While it’s often grown indoors where the lovely blooms take center stage, planting amaryllis outside in the garden is also an option for those in warmer climates. Learn how to grow amaryllis plants inside and out with additional tips for getting an amaryllis to rebloom and caring for amaryllis post bloom using the information provided in these articles.
Amaryllis is a bold, striking flower that grows from a bulb. Amaryllis is generally easy to grow and is not often troubled by disease, but be aware of signs of southern blight and know how to manage it. This article provides more information on symptoms and care.
Depending upon the size of the flower bulb, amaryllis plants are known to produce magnificent clusters of large flowers. Amaryllis red blotch is one of the most common causes of failure of the plant to bloom. Find out what to do about it in this article.
Like many potted plants, diseases and issues related to fungal infections can be detrimental to the development of the plant and may even cause it to die before it is able to bloom. Amaryllis bulb rot is one such issue. Learn more about this problem in the following article.
Like many bulbs, in time and with the right environmental conditions, outdoor amaryllis bulbs will reproduce and naturalize. Amaryllis plant division is not only a way to control amaryllis colonies, but it also keeps plants healthy. Click here to learn more.
The pretty lily-like amaryllis is a popular choice for a houseplant. This bulb does not require a huge pot, but once it reaches a certain size, you will need to repot it in something bigger. This article can help get you started with that.
If you have some patience, you can produce and germinate your own amaryllis seed pods. Learn more about amaryllis seed propagation and how to plant an amaryllis seed in the article that follows. Click here for more information.
The tall amaryllis stalks grow from bulbs, and each stalk bears four huge blooms. If your blooming plant gets top heavy, you might need to learn about staking an amaryllis. Click this article for information about what to use for amaryllis plant support.
Because it blooms in winter or early spring, amaryllis is almost always kept in a pot indoors, so you have more say in the kind of soil it grows in. So what kind of soil does amaryllis need? Learn about amaryllis soil requirements in this article.
Amaryllis is available in a variety of shapes and colors; in fact, almost too many different types of amaryllis to count. Click this article to learn about just a few of the many amaryllis flower varieties on the market.
The lily-like flowers - exotic and tropical - are the star of the amaryllis show. So what?s going on when amaryllis grows leaves but no flowers? When an amaryllis has no flowers, just leaves, you need to look at their care. Click here for more info.
There are some schools of thought that say forcing amaryllis bulbs in soil versus water is the best method. Here are some tips on how to force amaryllis bulbs in soil for a successful project that will brighten your home and your mood.
Once the amaryllis flowers are gone, the plant can still provide a tropical look for months. All that is needed is good post bloom care of amaryllis and you can enjoy the plant while it stores energy for the next year's flowers. Click here for more information.
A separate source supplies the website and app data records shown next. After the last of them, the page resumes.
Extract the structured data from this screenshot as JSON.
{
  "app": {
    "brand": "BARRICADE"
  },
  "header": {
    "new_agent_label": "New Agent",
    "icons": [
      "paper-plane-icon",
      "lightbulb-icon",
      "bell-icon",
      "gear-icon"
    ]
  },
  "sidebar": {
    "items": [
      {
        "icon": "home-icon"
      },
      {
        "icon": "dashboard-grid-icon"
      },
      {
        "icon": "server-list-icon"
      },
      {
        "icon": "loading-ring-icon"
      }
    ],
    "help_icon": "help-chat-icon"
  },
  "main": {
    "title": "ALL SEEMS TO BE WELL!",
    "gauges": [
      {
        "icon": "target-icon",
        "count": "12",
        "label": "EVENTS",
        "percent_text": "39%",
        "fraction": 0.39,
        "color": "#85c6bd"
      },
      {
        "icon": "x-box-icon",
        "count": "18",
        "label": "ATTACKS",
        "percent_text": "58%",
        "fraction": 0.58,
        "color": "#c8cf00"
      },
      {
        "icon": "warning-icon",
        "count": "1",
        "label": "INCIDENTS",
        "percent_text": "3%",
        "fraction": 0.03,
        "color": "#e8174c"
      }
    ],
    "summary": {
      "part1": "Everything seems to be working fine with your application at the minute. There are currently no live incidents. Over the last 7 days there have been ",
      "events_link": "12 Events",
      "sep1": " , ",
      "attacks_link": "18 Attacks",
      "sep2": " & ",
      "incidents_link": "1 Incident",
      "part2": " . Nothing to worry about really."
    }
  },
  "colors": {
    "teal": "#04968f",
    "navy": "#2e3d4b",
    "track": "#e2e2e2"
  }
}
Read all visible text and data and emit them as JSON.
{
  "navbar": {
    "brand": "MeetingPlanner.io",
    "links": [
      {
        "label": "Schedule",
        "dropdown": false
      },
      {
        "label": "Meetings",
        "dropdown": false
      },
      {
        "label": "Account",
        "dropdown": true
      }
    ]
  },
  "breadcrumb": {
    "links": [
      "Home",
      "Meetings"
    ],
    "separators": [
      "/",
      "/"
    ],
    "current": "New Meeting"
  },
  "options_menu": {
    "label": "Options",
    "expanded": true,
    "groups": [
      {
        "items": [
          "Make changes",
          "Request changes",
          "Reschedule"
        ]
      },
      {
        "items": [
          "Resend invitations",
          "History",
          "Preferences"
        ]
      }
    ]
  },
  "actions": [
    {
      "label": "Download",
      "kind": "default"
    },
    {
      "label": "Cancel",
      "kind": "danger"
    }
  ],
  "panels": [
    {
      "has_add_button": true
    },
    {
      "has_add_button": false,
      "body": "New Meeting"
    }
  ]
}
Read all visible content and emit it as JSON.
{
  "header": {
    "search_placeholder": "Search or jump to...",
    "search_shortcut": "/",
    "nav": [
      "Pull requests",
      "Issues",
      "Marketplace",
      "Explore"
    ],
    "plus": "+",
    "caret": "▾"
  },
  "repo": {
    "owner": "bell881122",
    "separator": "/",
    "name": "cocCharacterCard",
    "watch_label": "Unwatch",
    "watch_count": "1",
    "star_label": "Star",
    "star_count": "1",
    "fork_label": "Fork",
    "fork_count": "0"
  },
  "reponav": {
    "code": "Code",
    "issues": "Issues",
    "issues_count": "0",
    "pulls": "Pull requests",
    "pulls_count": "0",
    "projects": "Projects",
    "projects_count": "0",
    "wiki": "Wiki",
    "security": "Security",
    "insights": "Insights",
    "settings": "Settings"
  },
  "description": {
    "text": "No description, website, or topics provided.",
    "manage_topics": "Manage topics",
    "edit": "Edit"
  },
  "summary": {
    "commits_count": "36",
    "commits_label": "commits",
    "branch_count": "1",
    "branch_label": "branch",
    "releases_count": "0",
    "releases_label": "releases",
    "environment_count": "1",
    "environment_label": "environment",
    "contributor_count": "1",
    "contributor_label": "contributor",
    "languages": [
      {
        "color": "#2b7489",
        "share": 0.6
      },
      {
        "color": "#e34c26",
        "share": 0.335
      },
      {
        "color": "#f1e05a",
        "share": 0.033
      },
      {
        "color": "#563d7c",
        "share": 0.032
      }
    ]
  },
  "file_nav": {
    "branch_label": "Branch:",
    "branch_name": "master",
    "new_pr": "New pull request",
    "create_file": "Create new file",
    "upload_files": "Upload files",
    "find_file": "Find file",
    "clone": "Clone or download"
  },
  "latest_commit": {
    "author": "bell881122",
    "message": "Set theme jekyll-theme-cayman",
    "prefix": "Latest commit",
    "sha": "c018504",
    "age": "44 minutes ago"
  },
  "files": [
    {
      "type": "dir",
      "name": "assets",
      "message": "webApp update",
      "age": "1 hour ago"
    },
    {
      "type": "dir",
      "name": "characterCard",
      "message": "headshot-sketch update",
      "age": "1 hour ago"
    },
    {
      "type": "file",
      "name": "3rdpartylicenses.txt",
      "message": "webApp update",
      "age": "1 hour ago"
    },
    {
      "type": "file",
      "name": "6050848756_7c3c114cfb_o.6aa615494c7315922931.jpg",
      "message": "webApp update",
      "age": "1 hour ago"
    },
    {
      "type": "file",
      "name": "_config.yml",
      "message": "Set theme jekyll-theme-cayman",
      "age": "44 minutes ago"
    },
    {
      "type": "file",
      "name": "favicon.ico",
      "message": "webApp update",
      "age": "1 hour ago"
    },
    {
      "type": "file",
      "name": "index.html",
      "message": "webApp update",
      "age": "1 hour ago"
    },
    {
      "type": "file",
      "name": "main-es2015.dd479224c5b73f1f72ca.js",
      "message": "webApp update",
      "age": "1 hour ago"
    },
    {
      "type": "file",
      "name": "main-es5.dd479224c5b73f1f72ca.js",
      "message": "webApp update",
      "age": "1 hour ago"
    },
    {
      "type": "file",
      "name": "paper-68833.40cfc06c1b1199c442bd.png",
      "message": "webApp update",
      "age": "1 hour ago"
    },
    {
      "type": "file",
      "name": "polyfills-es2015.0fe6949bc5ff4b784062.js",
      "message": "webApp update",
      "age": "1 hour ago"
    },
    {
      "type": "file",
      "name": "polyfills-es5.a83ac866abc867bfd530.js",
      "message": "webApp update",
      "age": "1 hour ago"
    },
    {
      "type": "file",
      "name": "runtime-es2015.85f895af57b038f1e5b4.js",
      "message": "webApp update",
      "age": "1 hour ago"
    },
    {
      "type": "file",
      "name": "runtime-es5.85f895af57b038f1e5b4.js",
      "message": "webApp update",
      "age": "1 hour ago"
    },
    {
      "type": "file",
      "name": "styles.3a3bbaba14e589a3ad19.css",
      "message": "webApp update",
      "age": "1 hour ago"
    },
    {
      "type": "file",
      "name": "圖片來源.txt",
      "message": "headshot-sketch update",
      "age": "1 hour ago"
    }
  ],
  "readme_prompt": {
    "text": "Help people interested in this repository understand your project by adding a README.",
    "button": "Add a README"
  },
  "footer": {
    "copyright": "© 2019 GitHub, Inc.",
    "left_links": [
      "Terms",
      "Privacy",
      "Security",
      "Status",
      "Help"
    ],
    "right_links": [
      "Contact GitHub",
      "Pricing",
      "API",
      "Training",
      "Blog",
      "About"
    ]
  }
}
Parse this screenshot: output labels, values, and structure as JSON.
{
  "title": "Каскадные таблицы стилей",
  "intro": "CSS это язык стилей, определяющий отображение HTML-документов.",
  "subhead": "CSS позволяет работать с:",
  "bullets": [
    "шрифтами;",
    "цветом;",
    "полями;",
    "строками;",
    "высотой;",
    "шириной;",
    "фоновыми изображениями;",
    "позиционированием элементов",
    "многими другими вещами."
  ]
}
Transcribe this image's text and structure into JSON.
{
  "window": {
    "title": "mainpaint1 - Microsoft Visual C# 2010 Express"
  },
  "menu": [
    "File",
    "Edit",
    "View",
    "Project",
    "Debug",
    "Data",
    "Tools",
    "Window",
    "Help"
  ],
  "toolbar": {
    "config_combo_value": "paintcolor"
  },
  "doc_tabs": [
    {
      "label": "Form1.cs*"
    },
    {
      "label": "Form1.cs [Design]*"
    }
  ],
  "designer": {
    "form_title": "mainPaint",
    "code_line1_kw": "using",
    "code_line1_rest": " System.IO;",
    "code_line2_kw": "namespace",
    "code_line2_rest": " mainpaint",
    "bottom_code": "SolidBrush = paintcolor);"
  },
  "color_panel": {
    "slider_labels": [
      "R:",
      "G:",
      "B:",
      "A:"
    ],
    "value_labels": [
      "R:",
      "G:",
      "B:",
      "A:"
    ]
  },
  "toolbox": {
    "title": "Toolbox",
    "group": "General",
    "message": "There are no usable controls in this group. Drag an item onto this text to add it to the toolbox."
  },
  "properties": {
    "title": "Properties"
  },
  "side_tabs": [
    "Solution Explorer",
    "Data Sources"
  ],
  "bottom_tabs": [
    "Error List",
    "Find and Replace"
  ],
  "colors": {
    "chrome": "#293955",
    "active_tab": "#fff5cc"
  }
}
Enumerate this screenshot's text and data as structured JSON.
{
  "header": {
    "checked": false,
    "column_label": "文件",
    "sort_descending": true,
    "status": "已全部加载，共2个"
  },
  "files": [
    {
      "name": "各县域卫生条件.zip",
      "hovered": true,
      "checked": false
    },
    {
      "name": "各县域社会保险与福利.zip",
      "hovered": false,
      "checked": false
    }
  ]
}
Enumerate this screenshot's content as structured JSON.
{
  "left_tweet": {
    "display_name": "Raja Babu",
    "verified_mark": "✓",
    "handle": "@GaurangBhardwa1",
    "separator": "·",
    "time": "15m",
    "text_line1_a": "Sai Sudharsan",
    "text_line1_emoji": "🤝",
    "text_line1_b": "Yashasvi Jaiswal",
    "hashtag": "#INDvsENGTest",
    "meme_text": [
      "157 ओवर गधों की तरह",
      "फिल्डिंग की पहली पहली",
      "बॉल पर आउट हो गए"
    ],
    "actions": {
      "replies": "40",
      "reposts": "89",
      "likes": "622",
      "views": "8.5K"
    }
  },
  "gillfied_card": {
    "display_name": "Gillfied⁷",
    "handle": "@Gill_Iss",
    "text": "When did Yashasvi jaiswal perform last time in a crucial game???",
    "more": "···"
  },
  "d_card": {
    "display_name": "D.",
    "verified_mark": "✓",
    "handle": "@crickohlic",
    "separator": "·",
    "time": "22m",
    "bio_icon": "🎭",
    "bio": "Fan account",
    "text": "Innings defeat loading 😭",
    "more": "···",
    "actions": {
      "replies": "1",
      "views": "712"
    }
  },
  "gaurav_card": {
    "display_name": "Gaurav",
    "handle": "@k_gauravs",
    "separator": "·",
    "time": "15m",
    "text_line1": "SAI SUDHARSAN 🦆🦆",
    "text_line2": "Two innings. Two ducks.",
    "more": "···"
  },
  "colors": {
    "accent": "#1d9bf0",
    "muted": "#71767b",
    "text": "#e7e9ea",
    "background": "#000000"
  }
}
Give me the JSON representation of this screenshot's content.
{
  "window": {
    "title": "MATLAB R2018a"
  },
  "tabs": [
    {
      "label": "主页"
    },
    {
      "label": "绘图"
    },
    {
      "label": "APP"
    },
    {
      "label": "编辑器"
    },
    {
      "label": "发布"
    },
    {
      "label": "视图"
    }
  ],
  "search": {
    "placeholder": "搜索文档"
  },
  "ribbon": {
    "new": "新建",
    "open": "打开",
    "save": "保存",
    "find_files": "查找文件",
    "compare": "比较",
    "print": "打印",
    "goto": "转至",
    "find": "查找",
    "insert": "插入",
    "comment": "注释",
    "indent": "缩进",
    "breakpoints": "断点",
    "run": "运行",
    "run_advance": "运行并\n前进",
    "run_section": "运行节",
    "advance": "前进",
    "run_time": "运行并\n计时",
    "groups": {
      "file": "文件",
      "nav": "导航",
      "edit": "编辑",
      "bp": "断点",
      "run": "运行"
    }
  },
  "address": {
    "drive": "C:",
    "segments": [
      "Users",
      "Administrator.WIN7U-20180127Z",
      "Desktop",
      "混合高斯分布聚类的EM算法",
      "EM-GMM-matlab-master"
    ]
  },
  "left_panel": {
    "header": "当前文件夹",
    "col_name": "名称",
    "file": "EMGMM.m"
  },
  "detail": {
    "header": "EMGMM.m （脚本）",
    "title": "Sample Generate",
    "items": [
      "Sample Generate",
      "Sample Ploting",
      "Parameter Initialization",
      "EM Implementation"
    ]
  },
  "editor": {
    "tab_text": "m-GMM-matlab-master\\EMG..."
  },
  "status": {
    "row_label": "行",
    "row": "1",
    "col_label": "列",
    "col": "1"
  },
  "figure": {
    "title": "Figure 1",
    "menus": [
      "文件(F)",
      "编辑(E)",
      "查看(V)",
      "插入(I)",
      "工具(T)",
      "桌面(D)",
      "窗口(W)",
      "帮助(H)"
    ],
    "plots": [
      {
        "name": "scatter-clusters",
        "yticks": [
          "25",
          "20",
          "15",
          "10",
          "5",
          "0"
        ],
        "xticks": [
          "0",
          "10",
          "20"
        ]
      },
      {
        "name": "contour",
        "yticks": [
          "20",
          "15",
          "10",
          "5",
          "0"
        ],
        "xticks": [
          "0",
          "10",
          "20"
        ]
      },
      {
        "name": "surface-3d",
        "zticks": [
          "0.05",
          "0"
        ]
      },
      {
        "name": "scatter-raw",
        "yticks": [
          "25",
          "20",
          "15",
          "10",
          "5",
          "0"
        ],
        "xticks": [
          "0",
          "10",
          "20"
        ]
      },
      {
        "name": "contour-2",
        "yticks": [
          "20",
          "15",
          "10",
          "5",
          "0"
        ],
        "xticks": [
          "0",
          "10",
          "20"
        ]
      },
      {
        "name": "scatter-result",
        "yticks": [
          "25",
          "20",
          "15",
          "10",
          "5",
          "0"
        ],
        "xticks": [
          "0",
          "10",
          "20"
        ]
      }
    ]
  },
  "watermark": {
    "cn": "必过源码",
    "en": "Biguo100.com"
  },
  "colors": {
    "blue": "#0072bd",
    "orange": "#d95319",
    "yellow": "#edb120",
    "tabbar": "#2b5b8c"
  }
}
Care of amaryllis is often a question, but does amaryllis need fertilizer? If so, you may wonder when to fertilize amaryllis and what are amaryllis fertilizer requirements? Click the article that follows to learn more.
Storing amaryllis bulbs over the winter is an easy and effective way to get recurring blooms for years to come. Click this article to learn more about amaryllis bulb storage and how to overwinter an amaryllis bulb.
Did you know that amaryllis will grow happily in water? It?s true, and with suitable care of amaryllis in water, the plant will even bloom abundantly and it's a great way to enjoy the showy flowers over winter when all else looks dreary. Want to learn more about amaryllis bulbs grown in water? Click here.
It may come as a pleasant surprise to know that in warmer climes, up to USDA Zone 7b, planting amaryllis outside in the garden is an option. To learn more about growing amaryllis in gardens, click the following article.
Amaryllis is a popular plant grown in many homes and gardens. Amaryllis can be easily propagated from seed, but is most often accomplished by way of offsets or cottage of amaryllis bulblets. Learn more here.
Very few flowers can match the majestic presence of the amaryllis in bloom. The trick, however, is how to make an amaryllis flower rebloom. This article will explain how to get reblooming amaryllis flowers.
If you know how to care for an amaryllis, you can replenish your bulb after flowering and guide the amaryllis through additional growing seasons. Growing amaryllis indoors takes work, but this article will help.